> [WORK TASK]: With images excluded, write out each entry below exactly as given.
--
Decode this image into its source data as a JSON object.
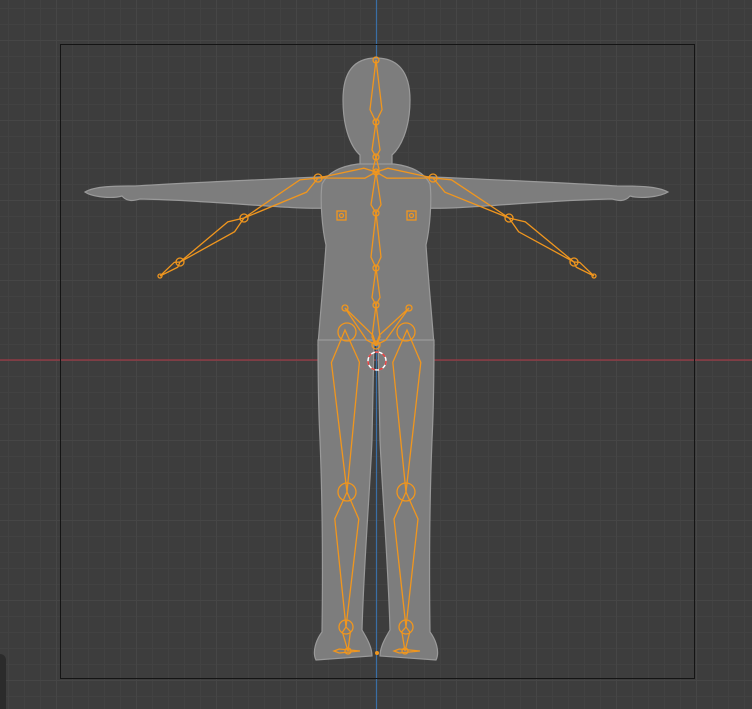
{
  "viewport": {
    "colors": {
      "background": "#3d3d3d",
      "grid_minor": "#424242",
      "grid_major": "#464646",
      "x_axis": "#a03a45",
      "z_axis": "#3a6ea5",
      "camera_frame": "#141414",
      "mesh": "#7d7d7d",
      "mesh_outline": "#9a9a9a",
      "armature_selected": "#f0961e",
      "cursor_red": "#e84040",
      "cursor_white": "#ffffff"
    },
    "objects": [
      {
        "name": "character-mesh",
        "kind": "mesh"
      },
      {
        "name": "armature",
        "kind": "armature",
        "selected": true
      },
      {
        "name": "3d-cursor",
        "kind": "cursor"
      },
      {
        "name": "camera-frame",
        "kind": "camera-border"
      }
    ],
    "icons": [
      "3d-cursor-icon",
      "bone-joint-icon",
      "custom-shape-icon"
    ]
  }
}
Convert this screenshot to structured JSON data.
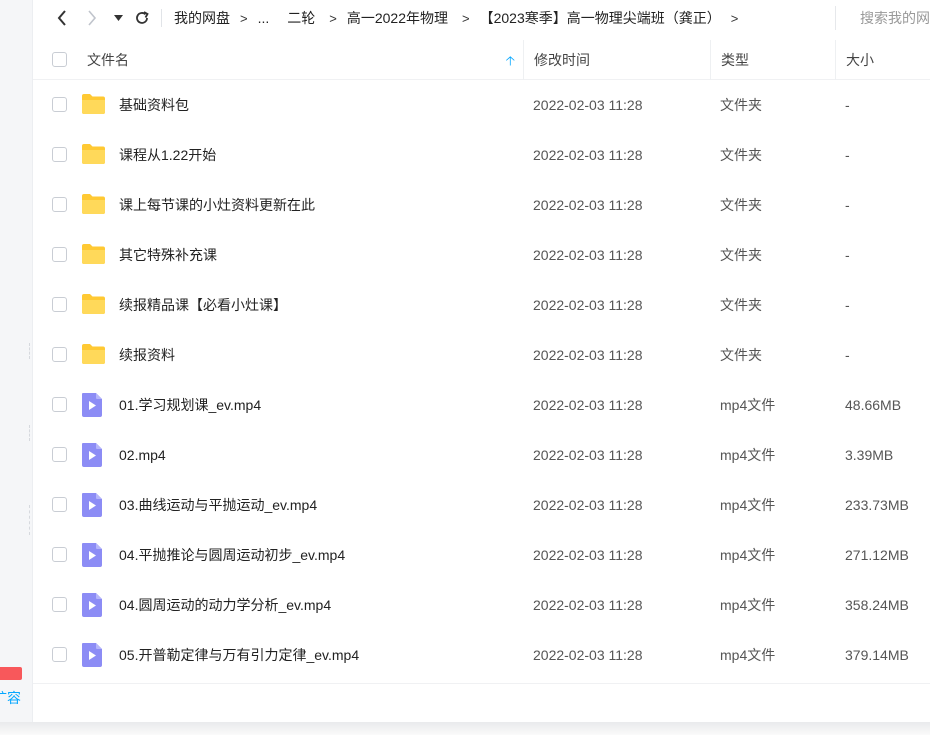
{
  "toolbar": {
    "breadcrumb": [
      "我的网盘",
      "...",
      "二轮",
      "高一2022年物理",
      "【2023寒季】高一物理尖端班（龚正）"
    ],
    "search_placeholder": "搜索我的网盘文件"
  },
  "sidebar": {
    "partial_text": "扩容"
  },
  "columns": {
    "name": "文件名",
    "date": "修改时间",
    "type": "类型",
    "size": "大小"
  },
  "files": [
    {
      "name": "基础资料包",
      "date": "2022-02-03 11:28",
      "type": "文件夹",
      "size": "-",
      "icon": "folder-icon"
    },
    {
      "name": "课程从1.22开始",
      "date": "2022-02-03 11:28",
      "type": "文件夹",
      "size": "-",
      "icon": "folder-icon"
    },
    {
      "name": "课上每节课的小灶资料更新在此",
      "date": "2022-02-03 11:28",
      "type": "文件夹",
      "size": "-",
      "icon": "folder-icon"
    },
    {
      "name": "其它特殊补充课",
      "date": "2022-02-03 11:28",
      "type": "文件夹",
      "size": "-",
      "icon": "folder-icon"
    },
    {
      "name": "续报精品课【必看小灶课】",
      "date": "2022-02-03 11:28",
      "type": "文件夹",
      "size": "-",
      "icon": "folder-icon"
    },
    {
      "name": "续报资料",
      "date": "2022-02-03 11:28",
      "type": "文件夹",
      "size": "-",
      "icon": "folder-icon"
    },
    {
      "name": "01.学习规划课_ev.mp4",
      "date": "2022-02-03 11:28",
      "type": "mp4文件",
      "size": "48.66MB",
      "icon": "video-file-icon"
    },
    {
      "name": "02.mp4",
      "date": "2022-02-03 11:28",
      "type": "mp4文件",
      "size": "3.39MB",
      "icon": "video-file-icon"
    },
    {
      "name": "03.曲线运动与平抛运动_ev.mp4",
      "date": "2022-02-03 11:28",
      "type": "mp4文件",
      "size": "233.73MB",
      "icon": "video-file-icon"
    },
    {
      "name": "04.平抛推论与圆周运动初步_ev.mp4",
      "date": "2022-02-03 11:28",
      "type": "mp4文件",
      "size": "271.12MB",
      "icon": "video-file-icon"
    },
    {
      "name": "04.圆周运动的动力学分析_ev.mp4",
      "date": "2022-02-03 11:28",
      "type": "mp4文件",
      "size": "358.24MB",
      "icon": "video-file-icon"
    },
    {
      "name": "05.开普勒定律与万有引力定律_ev.mp4",
      "date": "2022-02-03 11:28",
      "type": "mp4文件",
      "size": "379.14MB",
      "icon": "video-file-icon"
    }
  ],
  "colors": {
    "accent": "#06a7ff",
    "folder": "#ffd24d",
    "video": "#8c8cf5"
  }
}
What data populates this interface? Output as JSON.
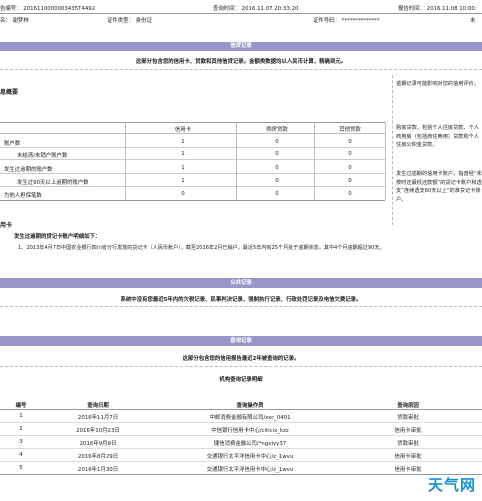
{
  "header": {
    "report_no": "告编号：  2016110000003435T4492",
    "query_time": "查询时间：  2016.11.07  20:33:20",
    "report_time": "报告时间：  2016.11.08  10:00:",
    "name": "名：  谢梦林",
    "id_type": "证件类型：  身份证",
    "id_no": "证件号码：  **************",
    "marital": "未"
  },
  "credit_section": {
    "title": "信贷记录",
    "subtitle": "这部分包含您的信用卡、贷款和其他信贷记录。金额类数据均以人民币计算，精确到元。",
    "summary_title": "息概要",
    "columns": [
      "信用卡",
      "购房贷款",
      "其他贷款"
    ],
    "rows": [
      {
        "label": "账户数",
        "values": [
          "1",
          "0",
          "0"
        ]
      },
      {
        "label": "未结清/未销户账户数",
        "values": [
          "1",
          "0",
          "0"
        ]
      },
      {
        "label": "发生过逾期的账户数",
        "values": [
          "1",
          "0",
          "0"
        ]
      },
      {
        "label": "发生过90天以上逾期的账户数",
        "values": [
          "1",
          "0",
          "0"
        ]
      },
      {
        "label": "为他人担保笔数",
        "values": [
          "0",
          "0",
          "0"
        ]
      }
    ],
    "card_heading": "用卡",
    "detail_heading": "发生过逾期的贷记卡账户明细如下：",
    "detail_item": "1、2013年4月7日中国农业银行四川省分行发放的贷记卡（人民币账户），截至2016年2月已销户。最近5年内有25个月处于逾期状态，其中4个月逾期超过90天。"
  },
  "sidebar": {
    "note1": "逾期记录可能影响对您的信用评价。",
    "note2": "购房贷款，包括个人住房贷款、个人商用房（包括商住两用）贷款和个人住房公积金贷款。",
    "note3": "发生过逾期的信用卡账户，指曾经“未按时还最低还款额”的贷记卡账户和透支“连续透支60天以上”的准贷记卡账户。"
  },
  "public_section": {
    "title": "公共记录",
    "subtitle": "系统中没有您最近5年内的欠税记录、民事判决记录、强制执行记录、行政处罚记录及电信欠费记录。"
  },
  "query_section": {
    "title": "查询记录",
    "subtitle": "这部分包含您的信用报告最近2年被查询的记录。",
    "table_title": "机构查询记录明细",
    "columns": [
      "编号",
      "查询日期",
      "查询操作员",
      "查询原因"
    ],
    "rows": [
      [
        "1",
        "2016年11月7日",
        "中邮消费金融有限公司/zxc_0401",
        "贷款审批"
      ],
      [
        "2",
        "2016年10月23日",
        "中信银行信用卡中心/citicix_kzz",
        "信用卡审批"
      ],
      [
        "3",
        "2016年9月9日",
        "捷信消费金融公司/*ngxivy37",
        "贷款审批"
      ],
      [
        "4",
        "2016年8月29日",
        "交通银行太平洋信用卡中心/z_1wvu",
        "信用卡审批"
      ],
      [
        "5",
        "2016年1月30日",
        "交通银行太平洋信用卡中心/z_1wvu",
        "信用卡审批"
      ]
    ]
  },
  "watermark": {
    "text": "天气网"
  }
}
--
> [TASK RESPONSE]:
Decode this image into its source data as a JSON object.
{
  "viewport": {
    "colors": {
      "background": "#3d3d3d",
      "grid_minor": "#424242",
      "grid_major": "#464646",
      "x_axis": "#a03a45",
      "z_axis": "#3a6ea5",
      "camera_frame": "#141414",
      "mesh": "#7d7d7d",
      "mesh_outline": "#9a9a9a",
      "armature_selected": "#f0961e",
      "cursor_red": "#e84040",
      "cursor_white": "#ffffff"
    },
    "objects": [
      {
        "name": "character-mesh",
        "kind": "mesh"
      },
      {
        "name": "armature",
        "kind": "armature",
        "selected": true
      },
      {
        "name": "3d-cursor",
        "kind": "cursor"
      },
      {
        "name": "camera-frame",
        "kind": "camera-border"
      }
    ],
    "icons": [
      "3d-cursor-icon",
      "bone-joint-icon",
      "custom-shape-icon"
    ]
  }
}
Convert this screenshot to structured JSON data.
{
  "toolbar": {
    "breadcrumb": [
      "我的网盘",
      "...",
      "二轮",
      "高一2022年物理",
      "【2023寒季】高一物理尖端班（龚正）"
    ],
    "search_placeholder": "搜索我的网盘文件"
  },
  "sidebar": {
    "partial_text": "扩容"
  },
  "columns": {
    "name": "文件名",
    "date": "修改时间",
    "type": "类型",
    "size": "大小"
  },
  "files": [
    {
      "name": "基础资料包",
      "date": "2022-02-03 11:28",
      "type": "文件夹",
      "size": "-",
      "icon": "folder-icon"
    },
    {
      "name": "课程从1.22开始",
      "date": "2022-02-03 11:28",
      "type": "文件夹",
      "size": "-",
      "icon": "folder-icon"
    },
    {
      "name": "课上每节课的小灶资料更新在此",
      "date": "2022-02-03 11:28",
      "type": "文件夹",
      "size": "-",
      "icon": "folder-icon"
    },
    {
      "name": "其它特殊补充课",
      "date": "2022-02-03 11:28",
      "type": "文件夹",
      "size": "-",
      "icon": "folder-icon"
    },
    {
      "name": "续报精品课【必看小灶课】",
      "date": "2022-02-03 11:28",
      "type": "文件夹",
      "size": "-",
      "icon": "folder-icon"
    },
    {
      "name": "续报资料",
      "date": "2022-02-03 11:28",
      "type": "文件夹",
      "size": "-",
      "icon": "folder-icon"
    },
    {
      "name": "01.学习规划课_ev.mp4",
      "date": "2022-02-03 11:28",
      "type": "mp4文件",
      "size": "48.66MB",
      "icon": "video-file-icon"
    },
    {
      "name": "02.mp4",
      "date": "2022-02-03 11:28",
      "type": "mp4文件",
      "size": "3.39MB",
      "icon": "video-file-icon"
    },
    {
      "name": "03.曲线运动与平抛运动_ev.mp4",
      "date": "2022-02-03 11:28",
      "type": "mp4文件",
      "size": "233.73MB",
      "icon": "video-file-icon"
    },
    {
      "name": "04.平抛推论与圆周运动初步_ev.mp4",
      "date": "2022-02-03 11:28",
      "type": "mp4文件",
      "size": "271.12MB",
      "icon": "video-file-icon"
    },
    {
      "name": "04.圆周运动的动力学分析_ev.mp4",
      "date": "2022-02-03 11:28",
      "type": "mp4文件",
      "size": "358.24MB",
      "icon": "video-file-icon"
    },
    {
      "name": "05.开普勒定律与万有引力定律_ev.mp4",
      "date": "2022-02-03 11:28",
      "type": "mp4文件",
      "size": "379.14MB",
      "icon": "video-file-icon"
    }
  ],
  "colors": {
    "accent": "#06a7ff",
    "folder": "#ffd24d",
    "video": "#8c8cf5"
  }
}
What data populates this interface? Output as JSON.
{
  "header": {
    "report_no": "告编号：  2016110000003435T4492",
    "query_time": "查询时间：  2016.11.07  20:33:20",
    "report_time": "报告时间：  2016.11.08  10:00:",
    "name": "名：  谢梦林",
    "id_type": "证件类型：  身份证",
    "id_no": "证件号码：  **************",
    "marital": "未"
  },
  "credit_section": {
    "title": "信贷记录",
    "subtitle": "这部分包含您的信用卡、贷款和其他信贷记录。金额类数据均以人民币计算，精确到元。",
    "summary_title": "息概要",
    "columns": [
      "信用卡",
      "购房贷款",
      "其他贷款"
    ],
    "rows": [
      {
        "label": "账户数",
        "values": [
          "1",
          "0",
          "0"
        ]
      },
      {
        "label": "未结清/未销户账户数",
        "values": [
          "1",
          "0",
          "0"
        ]
      },
      {
        "label": "发生过逾期的账户数",
        "values": [
          "1",
          "0",
          "0"
        ]
      },
      {
        "label": "发生过90天以上逾期的账户数",
        "values": [
          "1",
          "0",
          "0"
        ]
      },
      {
        "label": "为他人担保笔数",
        "values": [
          "0",
          "0",
          "0"
        ]
      }
    ],
    "card_heading": "用卡",
    "detail_heading": "发生过逾期的贷记卡账户明细如下：",
    "detail_item": "1、2013年4月7日中国农业银行四川省分行发放的贷记卡（人民币账户），截至2016年2月已销户。最近5年内有25个月处于逾期状态，其中4个月逾期超过90天。"
  },
  "sidebar": {
    "note1": "逾期记录可能影响对您的信用评价。",
    "note2": "购房贷款，包括个人住房贷款、个人商用房（包括商住两用）贷款和个人住房公积金贷款。",
    "note3": "发生过逾期的信用卡账户，指曾经“未按时还最低还款额”的贷记卡账户和透支“连续透支60天以上”的准贷记卡账户。"
  },
  "public_section": {
    "title": "公共记录",
    "subtitle": "系统中没有您最近5年内的欠税记录、民事判决记录、强制执行记录、行政处罚记录及电信欠费记录。"
  },
  "query_section": {
    "title": "查询记录",
    "subtitle": "这部分包含您的信用报告最近2年被查询的记录。",
    "table_title": "机构查询记录明细",
    "columns": [
      "编号",
      "查询日期",
      "查询操作员",
      "查询原因"
    ],
    "rows": [
      [
        "1",
        "2016年11月7日",
        "中邮消费金融有限公司/zxc_0401",
        "贷款审批"
      ],
      [
        "2",
        "2016年10月23日",
        "中信银行信用卡中心/citicix_kzz",
        "信用卡审批"
      ],
      [
        "3",
        "2016年9月9日",
        "捷信消费金融公司/*ngxivy37",
        "贷款审批"
      ],
      [
        "4",
        "2016年8月29日",
        "交通银行太平洋信用卡中心/z_1wvu",
        "信用卡审批"
      ],
      [
        "5",
        "2016年1月30日",
        "交通银行太平洋信用卡中心/z_1wvu",
        "信用卡审批"
      ]
    ]
  },
  "watermark": {
    "text": "天气网"
  }
}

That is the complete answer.